*PROBLEM DETAILS*: What lines of the data hold the string "this"? Pull each one out.

(SUPPLIED RECORDS begins)

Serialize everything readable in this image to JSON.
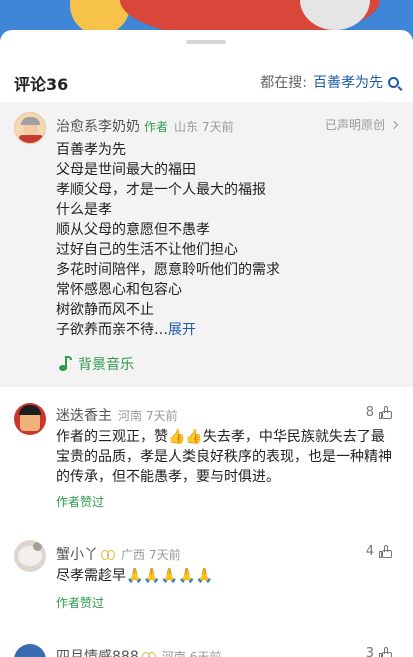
{
  "header": {
    "comment_count_label": "评论36",
    "searching_label": "都在搜:",
    "search_term": "百善孝为先"
  },
  "featured_comment": {
    "username": "治愈系李奶奶",
    "author_badge": "作者",
    "location": "山东",
    "time": "7天前",
    "original_status": "已声明原创",
    "lines": [
      "百善孝为先",
      "父母是世间最大的福田",
      "孝顺父母，才是一个人最大的福报",
      "什么是孝",
      "顺从父母的意愿但不愚孝",
      "过好自己的生活不让他们担心",
      "多花时间陪伴，愿意聆听他们的需求",
      "常怀感恩心和包容心",
      "树欲静而风不止",
      "子欲养而亲不待…"
    ],
    "expand_label": "展开",
    "music_label": "背景音乐",
    "avatar_icon": "grandma-avatar"
  },
  "comments": [
    {
      "username": "迷迭香主",
      "location": "河南",
      "time": "7天前",
      "likes": "8",
      "text": "作者的三观正，赞👍👍失去孝，中华民族就失去了最宝贵的品质，孝是人类良好秩序的表现，也是一种精神的传承，但不能愚孝，要与时俱进。",
      "author_liked": "作者赞过"
    },
    {
      "username": "蟹小丫",
      "location": "广西",
      "time": "7天前",
      "likes": "4",
      "text": "尽孝需趁早🙏🙏🙏🙏🙏",
      "author_liked": "作者赞过"
    },
    {
      "username": "四月情感888",
      "location": "河南",
      "time": "6天前",
      "likes": "3"
    }
  ],
  "colors": {
    "accent_green": "#2e9b4d",
    "link_blue": "#1f5aa8",
    "featured_bg": "#f3f3f3"
  }
}
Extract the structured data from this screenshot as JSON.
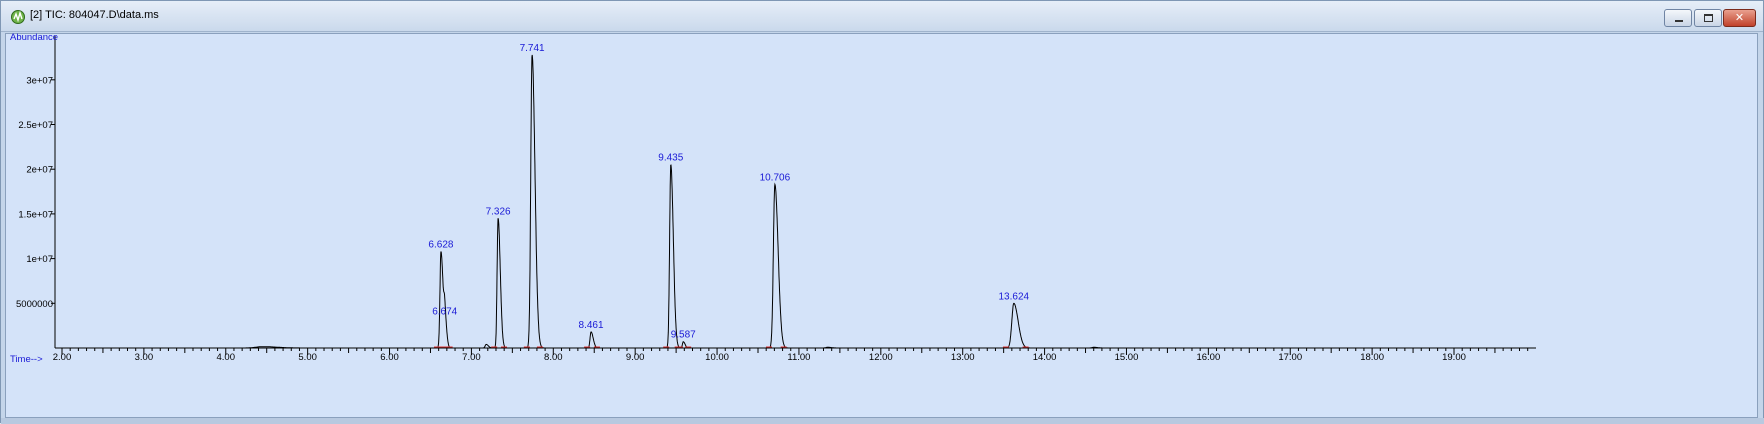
{
  "window": {
    "title": "[2] TIC: 804047.D\\data.ms",
    "icon": "chromatogram-app-icon",
    "controls": [
      "minimize",
      "maximize",
      "close"
    ],
    "close_glyph": "✕"
  },
  "chart_data": {
    "type": "line",
    "title": "",
    "ylabel": "Abundance",
    "xlabel": "Time-->",
    "xlim": [
      1.9,
      20.0
    ],
    "ylim": [
      0,
      34500000
    ],
    "x_ticks": [
      2.0,
      3.0,
      4.0,
      5.0,
      6.0,
      7.0,
      8.0,
      9.0,
      10.0,
      11.0,
      12.0,
      13.0,
      14.0,
      15.0,
      16.0,
      17.0,
      18.0,
      19.0
    ],
    "x_tick_labels": [
      "2.00",
      "3.00",
      "4.00",
      "5.00",
      "6.00",
      "7.00",
      "8.00",
      "9.00",
      "10.00",
      "11.00",
      "12.00",
      "13.00",
      "14.00",
      "15.00",
      "16.00",
      "17.00",
      "18.00",
      "19.00"
    ],
    "y_ticks": [
      5000000,
      10000000,
      15000000,
      20000000,
      25000000,
      30000000
    ],
    "y_tick_labels": [
      "5000000",
      "1e+07",
      "1.5e+07",
      "2e+07",
      "2.5e+07",
      "3e+07"
    ],
    "grid": false,
    "line_color": "#000000",
    "label_color": "#1a1ad6",
    "baseline_marker_color": "#e03030",
    "series": [
      {
        "peaks": [
          {
            "rt": 6.628,
            "label": "6.628",
            "height": 10800000,
            "width": 0.012
          },
          {
            "rt": 6.674,
            "label": "6.674",
            "height": 3300000,
            "width": 0.01
          },
          {
            "rt": 7.326,
            "label": "7.326",
            "height": 14500000,
            "width": 0.012
          },
          {
            "rt": 7.741,
            "label": "7.741",
            "height": 32800000,
            "width": 0.016
          },
          {
            "rt": 8.461,
            "label": "8.461",
            "height": 1800000,
            "width": 0.012
          },
          {
            "rt": 9.435,
            "label": "9.435",
            "height": 20500000,
            "width": 0.014
          },
          {
            "rt": 9.587,
            "label": "9.587",
            "height": 700000,
            "width": 0.01
          },
          {
            "rt": 10.706,
            "label": "10.706",
            "height": 18300000,
            "width": 0.018
          },
          {
            "rt": 13.624,
            "label": "13.624",
            "height": 5000000,
            "width": 0.024
          }
        ],
        "minor_bumps": [
          {
            "rt": 4.45,
            "height": 150000,
            "width": 0.08
          },
          {
            "rt": 7.18,
            "height": 400000,
            "width": 0.012
          },
          {
            "rt": 11.35,
            "height": 80000,
            "width": 0.02
          },
          {
            "rt": 14.6,
            "height": 80000,
            "width": 0.02
          }
        ]
      }
    ]
  }
}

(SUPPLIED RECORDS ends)

*YOUR RESPONSE*:
Serialize everything readable in this image to JSON.
Extract the structured data from this screenshot as JSON.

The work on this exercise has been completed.